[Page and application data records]
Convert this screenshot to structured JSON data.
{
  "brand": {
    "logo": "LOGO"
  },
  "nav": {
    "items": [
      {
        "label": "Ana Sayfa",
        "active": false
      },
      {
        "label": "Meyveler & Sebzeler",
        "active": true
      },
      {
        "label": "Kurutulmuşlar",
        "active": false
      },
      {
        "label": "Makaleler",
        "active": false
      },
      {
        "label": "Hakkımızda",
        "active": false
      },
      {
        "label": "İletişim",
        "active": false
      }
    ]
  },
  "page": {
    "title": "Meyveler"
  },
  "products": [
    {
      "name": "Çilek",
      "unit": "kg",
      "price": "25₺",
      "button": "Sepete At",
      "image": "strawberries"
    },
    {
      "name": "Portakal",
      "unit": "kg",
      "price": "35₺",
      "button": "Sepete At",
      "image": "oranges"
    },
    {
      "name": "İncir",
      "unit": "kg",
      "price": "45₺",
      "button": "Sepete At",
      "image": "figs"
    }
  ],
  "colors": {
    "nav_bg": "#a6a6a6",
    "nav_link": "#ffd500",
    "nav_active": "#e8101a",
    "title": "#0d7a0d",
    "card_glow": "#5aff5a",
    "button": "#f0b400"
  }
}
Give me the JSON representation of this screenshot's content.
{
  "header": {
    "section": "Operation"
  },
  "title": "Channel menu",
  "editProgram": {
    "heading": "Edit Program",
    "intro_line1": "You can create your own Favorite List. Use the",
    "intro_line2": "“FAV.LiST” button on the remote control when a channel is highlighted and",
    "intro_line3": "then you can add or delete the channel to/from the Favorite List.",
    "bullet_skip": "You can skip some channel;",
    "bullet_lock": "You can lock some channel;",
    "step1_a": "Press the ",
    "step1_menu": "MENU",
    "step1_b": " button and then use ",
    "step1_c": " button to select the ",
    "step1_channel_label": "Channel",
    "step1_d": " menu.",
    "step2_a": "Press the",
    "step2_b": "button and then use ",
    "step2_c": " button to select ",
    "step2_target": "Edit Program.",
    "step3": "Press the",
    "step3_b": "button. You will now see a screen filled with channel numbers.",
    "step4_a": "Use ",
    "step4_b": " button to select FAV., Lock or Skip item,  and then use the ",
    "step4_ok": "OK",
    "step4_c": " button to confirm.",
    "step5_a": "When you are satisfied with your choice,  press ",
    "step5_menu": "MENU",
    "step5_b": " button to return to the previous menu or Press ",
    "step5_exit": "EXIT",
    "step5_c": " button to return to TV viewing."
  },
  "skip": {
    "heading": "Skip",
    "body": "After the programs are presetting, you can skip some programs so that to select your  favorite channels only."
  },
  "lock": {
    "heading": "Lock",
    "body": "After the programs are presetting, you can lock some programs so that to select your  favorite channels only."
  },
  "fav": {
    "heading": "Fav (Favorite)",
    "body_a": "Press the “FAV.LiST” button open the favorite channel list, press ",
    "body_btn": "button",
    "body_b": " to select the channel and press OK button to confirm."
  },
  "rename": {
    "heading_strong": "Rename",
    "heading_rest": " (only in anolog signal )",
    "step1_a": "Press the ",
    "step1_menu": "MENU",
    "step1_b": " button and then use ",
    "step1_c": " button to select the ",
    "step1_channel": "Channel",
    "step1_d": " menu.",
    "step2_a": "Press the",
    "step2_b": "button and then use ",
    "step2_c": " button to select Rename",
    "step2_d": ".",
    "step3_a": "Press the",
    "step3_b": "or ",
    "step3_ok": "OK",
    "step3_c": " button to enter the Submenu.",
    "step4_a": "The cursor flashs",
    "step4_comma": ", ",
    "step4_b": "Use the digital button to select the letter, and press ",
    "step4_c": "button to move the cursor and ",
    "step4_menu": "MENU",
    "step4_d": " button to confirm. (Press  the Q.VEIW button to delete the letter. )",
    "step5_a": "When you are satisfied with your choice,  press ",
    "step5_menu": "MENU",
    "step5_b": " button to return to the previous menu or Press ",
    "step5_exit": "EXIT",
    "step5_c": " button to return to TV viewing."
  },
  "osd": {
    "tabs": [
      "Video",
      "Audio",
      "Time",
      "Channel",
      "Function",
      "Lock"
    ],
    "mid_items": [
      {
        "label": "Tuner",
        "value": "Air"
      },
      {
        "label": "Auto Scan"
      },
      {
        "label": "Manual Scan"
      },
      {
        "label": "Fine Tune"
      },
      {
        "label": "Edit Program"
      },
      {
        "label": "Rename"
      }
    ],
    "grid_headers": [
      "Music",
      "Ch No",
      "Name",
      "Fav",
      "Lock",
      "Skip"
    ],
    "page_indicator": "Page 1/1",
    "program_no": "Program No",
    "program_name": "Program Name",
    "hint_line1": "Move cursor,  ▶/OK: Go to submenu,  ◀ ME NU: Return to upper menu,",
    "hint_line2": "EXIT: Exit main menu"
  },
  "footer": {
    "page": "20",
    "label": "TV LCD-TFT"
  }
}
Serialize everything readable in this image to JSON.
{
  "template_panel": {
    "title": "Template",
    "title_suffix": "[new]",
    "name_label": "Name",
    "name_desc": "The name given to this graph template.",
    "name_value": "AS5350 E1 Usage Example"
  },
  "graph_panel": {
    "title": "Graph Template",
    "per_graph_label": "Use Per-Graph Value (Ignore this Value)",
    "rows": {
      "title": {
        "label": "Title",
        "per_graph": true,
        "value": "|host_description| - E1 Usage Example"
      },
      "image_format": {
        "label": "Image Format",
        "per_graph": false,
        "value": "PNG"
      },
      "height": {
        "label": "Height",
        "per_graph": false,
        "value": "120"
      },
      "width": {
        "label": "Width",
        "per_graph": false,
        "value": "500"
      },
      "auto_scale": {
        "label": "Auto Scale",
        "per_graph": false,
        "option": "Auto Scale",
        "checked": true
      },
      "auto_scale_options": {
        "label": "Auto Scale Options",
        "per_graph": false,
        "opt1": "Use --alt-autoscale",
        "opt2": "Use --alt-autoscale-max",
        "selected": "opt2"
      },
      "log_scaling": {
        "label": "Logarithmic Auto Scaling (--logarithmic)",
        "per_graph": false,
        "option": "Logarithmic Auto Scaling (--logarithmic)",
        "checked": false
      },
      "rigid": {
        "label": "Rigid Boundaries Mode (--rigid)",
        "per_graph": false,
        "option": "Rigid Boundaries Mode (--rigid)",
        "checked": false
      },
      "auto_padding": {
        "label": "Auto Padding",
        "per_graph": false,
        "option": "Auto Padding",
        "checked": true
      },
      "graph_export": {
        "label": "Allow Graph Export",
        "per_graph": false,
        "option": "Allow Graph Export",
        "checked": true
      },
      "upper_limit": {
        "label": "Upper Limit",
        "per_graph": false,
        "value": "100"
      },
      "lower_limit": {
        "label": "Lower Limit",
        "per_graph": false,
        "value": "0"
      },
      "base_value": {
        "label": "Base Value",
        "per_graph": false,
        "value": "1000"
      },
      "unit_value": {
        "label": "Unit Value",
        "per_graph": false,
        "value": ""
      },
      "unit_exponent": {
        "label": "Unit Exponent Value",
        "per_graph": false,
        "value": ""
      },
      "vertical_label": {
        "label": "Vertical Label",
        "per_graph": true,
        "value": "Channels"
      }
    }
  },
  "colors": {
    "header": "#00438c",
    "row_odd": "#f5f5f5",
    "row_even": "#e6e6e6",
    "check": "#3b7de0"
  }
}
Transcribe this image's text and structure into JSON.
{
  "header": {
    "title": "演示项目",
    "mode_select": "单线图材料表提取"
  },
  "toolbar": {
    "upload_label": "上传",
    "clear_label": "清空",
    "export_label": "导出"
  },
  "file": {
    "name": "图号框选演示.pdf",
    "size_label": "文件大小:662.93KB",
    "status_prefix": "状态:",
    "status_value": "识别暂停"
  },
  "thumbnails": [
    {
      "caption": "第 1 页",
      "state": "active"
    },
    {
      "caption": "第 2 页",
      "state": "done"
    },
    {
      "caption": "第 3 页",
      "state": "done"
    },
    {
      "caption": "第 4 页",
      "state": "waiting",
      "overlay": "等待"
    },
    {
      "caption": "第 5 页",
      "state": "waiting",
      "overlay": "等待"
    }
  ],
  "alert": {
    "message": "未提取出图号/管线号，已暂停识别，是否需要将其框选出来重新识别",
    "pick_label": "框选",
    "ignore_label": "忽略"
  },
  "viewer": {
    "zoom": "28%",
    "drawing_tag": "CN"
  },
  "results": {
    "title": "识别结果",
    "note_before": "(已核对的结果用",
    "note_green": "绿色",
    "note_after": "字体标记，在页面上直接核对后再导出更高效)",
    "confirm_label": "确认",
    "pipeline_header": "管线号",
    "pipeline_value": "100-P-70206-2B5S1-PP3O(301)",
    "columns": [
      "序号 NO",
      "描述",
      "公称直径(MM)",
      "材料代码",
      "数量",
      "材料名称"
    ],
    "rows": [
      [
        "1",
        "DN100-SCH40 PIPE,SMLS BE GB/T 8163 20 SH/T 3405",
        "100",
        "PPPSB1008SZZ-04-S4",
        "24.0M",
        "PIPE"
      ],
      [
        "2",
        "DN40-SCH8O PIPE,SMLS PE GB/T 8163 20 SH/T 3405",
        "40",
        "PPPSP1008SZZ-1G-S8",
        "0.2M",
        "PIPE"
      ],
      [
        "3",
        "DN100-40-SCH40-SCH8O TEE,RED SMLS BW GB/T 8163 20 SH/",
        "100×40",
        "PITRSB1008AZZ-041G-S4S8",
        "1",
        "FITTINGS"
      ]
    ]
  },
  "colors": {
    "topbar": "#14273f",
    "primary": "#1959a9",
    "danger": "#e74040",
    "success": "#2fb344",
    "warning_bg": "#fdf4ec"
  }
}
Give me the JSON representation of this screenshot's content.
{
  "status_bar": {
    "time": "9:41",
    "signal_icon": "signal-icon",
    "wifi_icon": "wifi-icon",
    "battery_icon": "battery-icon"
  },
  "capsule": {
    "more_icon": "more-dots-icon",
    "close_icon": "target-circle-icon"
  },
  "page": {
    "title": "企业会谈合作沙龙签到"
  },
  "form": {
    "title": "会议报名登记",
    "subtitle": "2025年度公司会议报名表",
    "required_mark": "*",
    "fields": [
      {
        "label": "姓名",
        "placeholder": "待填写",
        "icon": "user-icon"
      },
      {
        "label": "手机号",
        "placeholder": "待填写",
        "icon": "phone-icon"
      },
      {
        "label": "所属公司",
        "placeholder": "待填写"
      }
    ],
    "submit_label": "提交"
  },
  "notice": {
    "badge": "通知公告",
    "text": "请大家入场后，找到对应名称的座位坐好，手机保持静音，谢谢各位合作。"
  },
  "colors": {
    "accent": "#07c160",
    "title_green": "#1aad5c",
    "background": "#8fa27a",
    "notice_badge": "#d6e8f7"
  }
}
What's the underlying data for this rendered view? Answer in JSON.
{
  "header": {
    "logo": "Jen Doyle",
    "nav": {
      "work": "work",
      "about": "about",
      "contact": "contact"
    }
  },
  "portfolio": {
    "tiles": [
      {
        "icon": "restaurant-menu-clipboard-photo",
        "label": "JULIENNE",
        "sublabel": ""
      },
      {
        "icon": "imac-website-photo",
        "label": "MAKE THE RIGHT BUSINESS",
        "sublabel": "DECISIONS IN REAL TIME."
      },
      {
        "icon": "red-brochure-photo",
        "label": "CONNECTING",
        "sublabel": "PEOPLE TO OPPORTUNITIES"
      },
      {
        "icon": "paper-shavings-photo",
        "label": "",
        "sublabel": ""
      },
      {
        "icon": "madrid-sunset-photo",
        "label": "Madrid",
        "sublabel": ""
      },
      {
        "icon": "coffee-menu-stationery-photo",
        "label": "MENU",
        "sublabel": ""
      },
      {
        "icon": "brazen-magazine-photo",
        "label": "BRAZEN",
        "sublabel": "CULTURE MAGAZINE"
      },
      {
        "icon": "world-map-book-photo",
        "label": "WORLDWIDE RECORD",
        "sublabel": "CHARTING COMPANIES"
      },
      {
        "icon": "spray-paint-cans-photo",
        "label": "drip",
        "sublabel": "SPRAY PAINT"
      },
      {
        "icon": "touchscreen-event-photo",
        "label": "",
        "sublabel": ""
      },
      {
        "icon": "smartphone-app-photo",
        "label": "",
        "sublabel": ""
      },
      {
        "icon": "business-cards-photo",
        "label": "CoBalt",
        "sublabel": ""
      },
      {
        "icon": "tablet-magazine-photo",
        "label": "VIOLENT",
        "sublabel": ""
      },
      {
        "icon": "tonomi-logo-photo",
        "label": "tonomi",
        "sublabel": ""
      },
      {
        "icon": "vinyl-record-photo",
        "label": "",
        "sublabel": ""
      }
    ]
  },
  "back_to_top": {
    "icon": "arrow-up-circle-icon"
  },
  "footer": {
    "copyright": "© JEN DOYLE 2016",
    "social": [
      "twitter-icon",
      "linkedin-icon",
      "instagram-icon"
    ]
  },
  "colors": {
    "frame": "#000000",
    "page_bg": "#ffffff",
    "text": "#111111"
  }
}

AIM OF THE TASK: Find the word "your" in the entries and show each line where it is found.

RESPONSE TO THIS TASK:
    "intro_line1": "You can create your own Favorite List. Use the",
    "step5_a": "When you are satisfied with your choice,  press ",
    "body": "After the programs are presetting, you can skip some programs so that to select your  favorite channels only."
    "body": "After the programs are presetting, you can lock some programs so that to select your  favorite channels only."
    "step5_a": "When you are satisfied with your choice,  press ",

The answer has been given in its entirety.